---------- Records supplied

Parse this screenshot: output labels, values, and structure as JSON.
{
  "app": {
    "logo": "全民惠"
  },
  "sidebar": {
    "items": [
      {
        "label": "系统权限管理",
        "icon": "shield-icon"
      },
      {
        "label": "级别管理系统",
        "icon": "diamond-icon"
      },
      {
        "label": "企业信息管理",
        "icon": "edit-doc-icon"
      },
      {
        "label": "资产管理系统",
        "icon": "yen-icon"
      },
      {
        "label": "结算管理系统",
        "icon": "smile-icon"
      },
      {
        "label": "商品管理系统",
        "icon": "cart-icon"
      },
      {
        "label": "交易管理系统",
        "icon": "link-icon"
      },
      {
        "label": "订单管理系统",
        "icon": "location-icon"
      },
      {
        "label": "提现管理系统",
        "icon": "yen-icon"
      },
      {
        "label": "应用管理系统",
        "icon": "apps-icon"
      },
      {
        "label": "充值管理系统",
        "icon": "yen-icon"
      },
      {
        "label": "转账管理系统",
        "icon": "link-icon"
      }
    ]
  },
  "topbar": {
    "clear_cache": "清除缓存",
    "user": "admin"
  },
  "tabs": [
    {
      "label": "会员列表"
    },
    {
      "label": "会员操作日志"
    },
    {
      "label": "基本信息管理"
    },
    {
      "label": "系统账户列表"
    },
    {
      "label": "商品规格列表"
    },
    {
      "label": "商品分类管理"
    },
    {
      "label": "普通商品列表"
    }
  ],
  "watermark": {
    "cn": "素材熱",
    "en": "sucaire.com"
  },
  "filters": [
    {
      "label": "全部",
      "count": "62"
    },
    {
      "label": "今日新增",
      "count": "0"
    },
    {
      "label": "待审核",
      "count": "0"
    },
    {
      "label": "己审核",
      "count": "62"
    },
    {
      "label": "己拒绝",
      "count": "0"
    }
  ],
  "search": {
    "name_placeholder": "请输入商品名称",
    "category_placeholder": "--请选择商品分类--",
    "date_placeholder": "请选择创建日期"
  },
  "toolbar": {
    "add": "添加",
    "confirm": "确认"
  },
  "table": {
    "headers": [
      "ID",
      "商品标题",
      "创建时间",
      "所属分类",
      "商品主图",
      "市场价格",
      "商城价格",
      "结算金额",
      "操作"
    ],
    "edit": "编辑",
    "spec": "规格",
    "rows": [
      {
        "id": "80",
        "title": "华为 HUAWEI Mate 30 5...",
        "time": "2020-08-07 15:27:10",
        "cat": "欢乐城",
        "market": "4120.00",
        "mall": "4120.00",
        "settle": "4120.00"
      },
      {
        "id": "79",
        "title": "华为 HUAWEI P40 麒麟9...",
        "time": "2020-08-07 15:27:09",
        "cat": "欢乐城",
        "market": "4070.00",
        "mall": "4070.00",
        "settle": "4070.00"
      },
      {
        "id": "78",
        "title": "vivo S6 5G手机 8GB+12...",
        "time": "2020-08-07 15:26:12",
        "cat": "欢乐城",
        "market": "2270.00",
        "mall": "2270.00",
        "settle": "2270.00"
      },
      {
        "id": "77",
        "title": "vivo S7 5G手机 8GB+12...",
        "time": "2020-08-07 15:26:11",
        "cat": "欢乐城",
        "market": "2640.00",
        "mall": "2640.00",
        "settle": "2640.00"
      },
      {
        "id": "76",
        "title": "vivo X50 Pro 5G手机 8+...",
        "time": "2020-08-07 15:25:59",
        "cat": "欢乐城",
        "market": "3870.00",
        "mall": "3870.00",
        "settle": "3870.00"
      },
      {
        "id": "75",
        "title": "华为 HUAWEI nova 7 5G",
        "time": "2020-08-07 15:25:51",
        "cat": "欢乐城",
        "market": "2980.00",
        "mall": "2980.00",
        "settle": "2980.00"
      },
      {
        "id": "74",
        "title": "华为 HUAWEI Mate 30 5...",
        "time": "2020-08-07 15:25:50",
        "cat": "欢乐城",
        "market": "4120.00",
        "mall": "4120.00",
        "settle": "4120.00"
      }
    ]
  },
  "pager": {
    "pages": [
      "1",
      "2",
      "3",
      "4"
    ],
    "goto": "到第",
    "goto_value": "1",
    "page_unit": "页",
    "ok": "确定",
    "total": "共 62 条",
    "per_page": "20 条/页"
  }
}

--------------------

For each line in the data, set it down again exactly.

Parse this screenshot: output labels, values, and structure as JSON.
{
  "app": {
    "logo": "全民惠"
  },
  "sidebar": {
    "items": [
      {
        "label": "系统权限管理",
        "icon": "shield-icon"
      },
      {
        "label": "级别管理系统",
        "icon": "diamond-icon"
      },
      {
        "label": "企业信息管理",
        "icon": "edit-doc-icon"
      },
      {
        "label": "资产管理系统",
        "icon": "yen-icon"
      },
      {
        "label": "结算管理系统",
        "icon": "smile-icon"
      },
      {
        "label": "商品管理系统",
        "icon": "cart-icon"
      },
      {
        "label": "交易管理系统",
        "icon": "link-icon"
      },
      {
        "label": "订单管理系统",
        "icon": "location-icon"
      },
      {
        "label": "提现管理系统",
        "icon": "yen-icon"
      },
      {
        "label": "应用管理系统",
        "icon": "apps-icon"
      },
      {
        "label": "充值管理系统",
        "icon": "yen-icon"
      },
      {
        "label": "转账管理系统",
        "icon": "link-icon"
      }
    ]
  },
  "topbar": {
    "clear_cache": "清除缓存",
    "user": "admin"
  },
  "tabs": [
    {
      "label": "会员列表"
    },
    {
      "label": "会员操作日志"
    },
    {
      "label": "基本信息管理"
    },
    {
      "label": "系统账户列表"
    },
    {
      "label": "商品规格列表"
    },
    {
      "label": "商品分类管理"
    },
    {
      "label": "普通商品列表"
    }
  ],
  "watermark": {
    "cn": "素材熱",
    "en": "sucaire.com"
  },
  "filters": [
    {
      "label": "全部",
      "count": "62"
    },
    {
      "label": "今日新增",
      "count": "0"
    },
    {
      "label": "待审核",
      "count": "0"
    },
    {
      "label": "己审核",
      "count": "62"
    },
    {
      "label": "己拒绝",
      "count": "0"
    }
  ],
  "search": {
    "name_placeholder": "请输入商品名称",
    "category_placeholder": "--请选择商品分类--",
    "date_placeholder": "请选择创建日期"
  },
  "toolbar": {
    "add": "添加",
    "confirm": "确认"
  },
  "table": {
    "headers": [
      "ID",
      "商品标题",
      "创建时间",
      "所属分类",
      "商品主图",
      "市场价格",
      "商城价格",
      "结算金额",
      "操作"
    ],
    "edit": "编辑",
    "spec": "规格",
    "rows": [
      {
        "id": "80",
        "title": "华为 HUAWEI Mate 30 5...",
        "time": "2020-08-07 15:27:10",
        "cat": "欢乐城",
        "market": "4120.00",
        "mall": "4120.00",
        "settle": "4120.00"
      },
      {
        "id": "79",
        "title": "华为 HUAWEI P40 麒麟9...",
        "time": "2020-08-07 15:27:09",
        "cat": "欢乐城",
        "market": "4070.00",
        "mall": "4070.00",
        "settle": "4070.00"
      },
      {
        "id": "78",
        "title": "vivo S6 5G手机 8GB+12...",
        "time": "2020-08-07 15:26:12",
        "cat": "欢乐城",
        "market": "2270.00",
        "mall": "2270.00",
        "settle": "2270.00"
      },
      {
        "id": "77",
        "title": "vivo S7 5G手机 8GB+12...",
        "time": "2020-08-07 15:26:11",
        "cat": "欢乐城",
        "market": "2640.00",
        "mall": "2640.00",
        "settle": "2640.00"
      },
      {
        "id": "76",
        "title": "vivo X50 Pro 5G手机 8+...",
        "time": "2020-08-07 15:25:59",
        "cat": "欢乐城",
        "market": "3870.00",
        "mall": "3870.00",
        "settle": "3870.00"
      },
      {
        "id": "75",
        "title": "华为 HUAWEI nova 7 5G",
        "time": "2020-08-07 15:25:51",
        "cat": "欢乐城",
        "market": "2980.00",
        "mall": "2980.00",
        "settle": "2980.00"
      },
      {
        "id": "74",
        "title": "华为 HUAWEI Mate 30 5...",
        "time": "2020-08-07 15:25:50",
        "cat": "欢乐城",
        "market": "4120.00",
        "mall": "4120.00",
        "settle": "4120.00"
      }
    ]
  },
  "pager": {
    "pages": [
      "1",
      "2",
      "3",
      "4"
    ],
    "goto": "到第",
    "goto_value": "1",
    "page_unit": "页",
    "ok": "确定",
    "total": "共 62 条",
    "per_page": "20 条/页"
  }
}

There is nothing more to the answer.